⟨

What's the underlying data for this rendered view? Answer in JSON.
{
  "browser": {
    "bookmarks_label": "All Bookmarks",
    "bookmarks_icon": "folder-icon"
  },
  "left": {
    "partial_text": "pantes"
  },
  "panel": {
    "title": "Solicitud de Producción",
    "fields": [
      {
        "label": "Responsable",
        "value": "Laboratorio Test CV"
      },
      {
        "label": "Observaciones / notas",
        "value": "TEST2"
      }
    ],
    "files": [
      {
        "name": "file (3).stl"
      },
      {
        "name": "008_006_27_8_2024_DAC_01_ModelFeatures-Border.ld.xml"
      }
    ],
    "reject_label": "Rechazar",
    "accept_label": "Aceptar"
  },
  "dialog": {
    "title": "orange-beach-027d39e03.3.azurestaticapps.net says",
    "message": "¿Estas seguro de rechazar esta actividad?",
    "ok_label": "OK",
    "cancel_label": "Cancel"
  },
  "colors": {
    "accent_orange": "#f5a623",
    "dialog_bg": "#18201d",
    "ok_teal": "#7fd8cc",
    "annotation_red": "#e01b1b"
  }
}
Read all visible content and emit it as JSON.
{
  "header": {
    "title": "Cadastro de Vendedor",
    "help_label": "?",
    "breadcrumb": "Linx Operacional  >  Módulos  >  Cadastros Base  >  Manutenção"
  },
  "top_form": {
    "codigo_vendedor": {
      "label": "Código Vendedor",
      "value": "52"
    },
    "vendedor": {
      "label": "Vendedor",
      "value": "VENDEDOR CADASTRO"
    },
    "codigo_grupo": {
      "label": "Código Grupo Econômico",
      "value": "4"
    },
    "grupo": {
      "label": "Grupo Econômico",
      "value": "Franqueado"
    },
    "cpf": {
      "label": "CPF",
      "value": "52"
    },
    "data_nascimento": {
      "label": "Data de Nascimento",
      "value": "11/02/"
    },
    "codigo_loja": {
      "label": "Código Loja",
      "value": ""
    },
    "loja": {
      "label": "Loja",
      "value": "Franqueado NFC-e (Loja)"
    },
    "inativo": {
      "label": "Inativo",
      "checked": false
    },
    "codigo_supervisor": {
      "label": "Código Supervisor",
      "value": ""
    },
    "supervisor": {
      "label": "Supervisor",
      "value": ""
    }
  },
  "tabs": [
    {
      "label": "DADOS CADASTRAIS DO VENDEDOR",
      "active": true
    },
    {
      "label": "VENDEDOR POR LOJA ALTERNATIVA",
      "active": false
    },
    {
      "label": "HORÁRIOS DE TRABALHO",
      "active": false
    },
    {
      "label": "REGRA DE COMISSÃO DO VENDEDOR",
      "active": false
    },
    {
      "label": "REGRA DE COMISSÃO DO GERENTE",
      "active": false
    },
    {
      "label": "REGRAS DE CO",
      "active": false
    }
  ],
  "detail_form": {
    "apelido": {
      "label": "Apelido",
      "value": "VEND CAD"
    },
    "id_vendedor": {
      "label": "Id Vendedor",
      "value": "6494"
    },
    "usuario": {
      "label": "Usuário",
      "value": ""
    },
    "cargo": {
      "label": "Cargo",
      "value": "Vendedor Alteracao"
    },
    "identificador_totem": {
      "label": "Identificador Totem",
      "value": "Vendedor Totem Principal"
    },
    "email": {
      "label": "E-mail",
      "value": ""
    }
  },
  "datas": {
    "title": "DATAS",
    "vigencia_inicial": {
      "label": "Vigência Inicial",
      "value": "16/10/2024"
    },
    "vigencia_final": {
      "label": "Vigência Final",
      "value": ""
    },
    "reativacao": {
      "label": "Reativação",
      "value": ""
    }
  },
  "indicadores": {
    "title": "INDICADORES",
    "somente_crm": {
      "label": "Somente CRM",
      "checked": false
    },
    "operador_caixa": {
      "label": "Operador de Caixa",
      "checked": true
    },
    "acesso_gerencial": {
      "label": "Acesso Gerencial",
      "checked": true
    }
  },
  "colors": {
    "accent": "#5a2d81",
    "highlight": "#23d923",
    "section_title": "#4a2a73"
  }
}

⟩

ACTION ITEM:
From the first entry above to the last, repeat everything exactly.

RESPONSE AREA:
What's the underlying data for this rendered view? Answer in JSON.
{
  "browser": {
    "bookmarks_label": "All Bookmarks",
    "bookmarks_icon": "folder-icon"
  },
  "left": {
    "partial_text": "pantes"
  },
  "panel": {
    "title": "Solicitud de Producción",
    "fields": [
      {
        "label": "Responsable",
        "value": "Laboratorio Test CV"
      },
      {
        "label": "Observaciones / notas",
        "value": "TEST2"
      }
    ],
    "files": [
      {
        "name": "file (3).stl"
      },
      {
        "name": "008_006_27_8_2024_DAC_01_ModelFeatures-Border.ld.xml"
      }
    ],
    "reject_label": "Rechazar",
    "accept_label": "Aceptar"
  },
  "dialog": {
    "title": "orange-beach-027d39e03.3.azurestaticapps.net says",
    "message": "¿Estas seguro de rechazar esta actividad?",
    "ok_label": "OK",
    "cancel_label": "Cancel"
  },
  "colors": {
    "accent_orange": "#f5a623",
    "dialog_bg": "#18201d",
    "ok_teal": "#7fd8cc",
    "annotation_red": "#e01b1b"
  }
}
Read all visible content and emit it as JSON.
{
  "header": {
    "title": "Cadastro de Vendedor",
    "help_label": "?",
    "breadcrumb": "Linx Operacional  >  Módulos  >  Cadastros Base  >  Manutenção"
  },
  "top_form": {
    "codigo_vendedor": {
      "label": "Código Vendedor",
      "value": "52"
    },
    "vendedor": {
      "label": "Vendedor",
      "value": "VENDEDOR CADASTRO"
    },
    "codigo_grupo": {
      "label": "Código Grupo Econômico",
      "value": "4"
    },
    "grupo": {
      "label": "Grupo Econômico",
      "value": "Franqueado"
    },
    "cpf": {
      "label": "CPF",
      "value": "52"
    },
    "data_nascimento": {
      "label": "Data de Nascimento",
      "value": "11/02/"
    },
    "codigo_loja": {
      "label": "Código Loja",
      "value": ""
    },
    "loja": {
      "label": "Loja",
      "value": "Franqueado NFC-e (Loja)"
    },
    "inativo": {
      "label": "Inativo",
      "checked": false
    },
    "codigo_supervisor": {
      "label": "Código Supervisor",
      "value": ""
    },
    "supervisor": {
      "label": "Supervisor",
      "value": ""
    }
  },
  "tabs": [
    {
      "label": "DADOS CADASTRAIS DO VENDEDOR",
      "active": true
    },
    {
      "label": "VENDEDOR POR LOJA ALTERNATIVA",
      "active": false
    },
    {
      "label": "HORÁRIOS DE TRABALHO",
      "active": false
    },
    {
      "label": "REGRA DE COMISSÃO DO VENDEDOR",
      "active": false
    },
    {
      "label": "REGRA DE COMISSÃO DO GERENTE",
      "active": false
    },
    {
      "label": "REGRAS DE CO",
      "active": false
    }
  ],
  "detail_form": {
    "apelido": {
      "label": "Apelido",
      "value": "VEND CAD"
    },
    "id_vendedor": {
      "label": "Id Vendedor",
      "value": "6494"
    },
    "usuario": {
      "label": "Usuário",
      "value": ""
    },
    "cargo": {
      "label": "Cargo",
      "value": "Vendedor Alteracao"
    },
    "identificador_totem": {
      "label": "Identificador Totem",
      "value": "Vendedor Totem Principal"
    },
    "email": {
      "label": "E-mail",
      "value": ""
    }
  },
  "datas": {
    "title": "DATAS",
    "vigencia_inicial": {
      "label": "Vigência Inicial",
      "value": "16/10/2024"
    },
    "vigencia_final": {
      "label": "Vigência Final",
      "value": ""
    },
    "reativacao": {
      "label": "Reativação",
      "value": ""
    }
  },
  "indicadores": {
    "title": "INDICADORES",
    "somente_crm": {
      "label": "Somente CRM",
      "checked": false
    },
    "operador_caixa": {
      "label": "Operador de Caixa",
      "checked": true
    },
    "acesso_gerencial": {
      "label": "Acesso Gerencial",
      "checked": true
    }
  },
  "colors": {
    "accent": "#5a2d81",
    "highlight": "#23d923",
    "section_title": "#4a2a73"
  }
}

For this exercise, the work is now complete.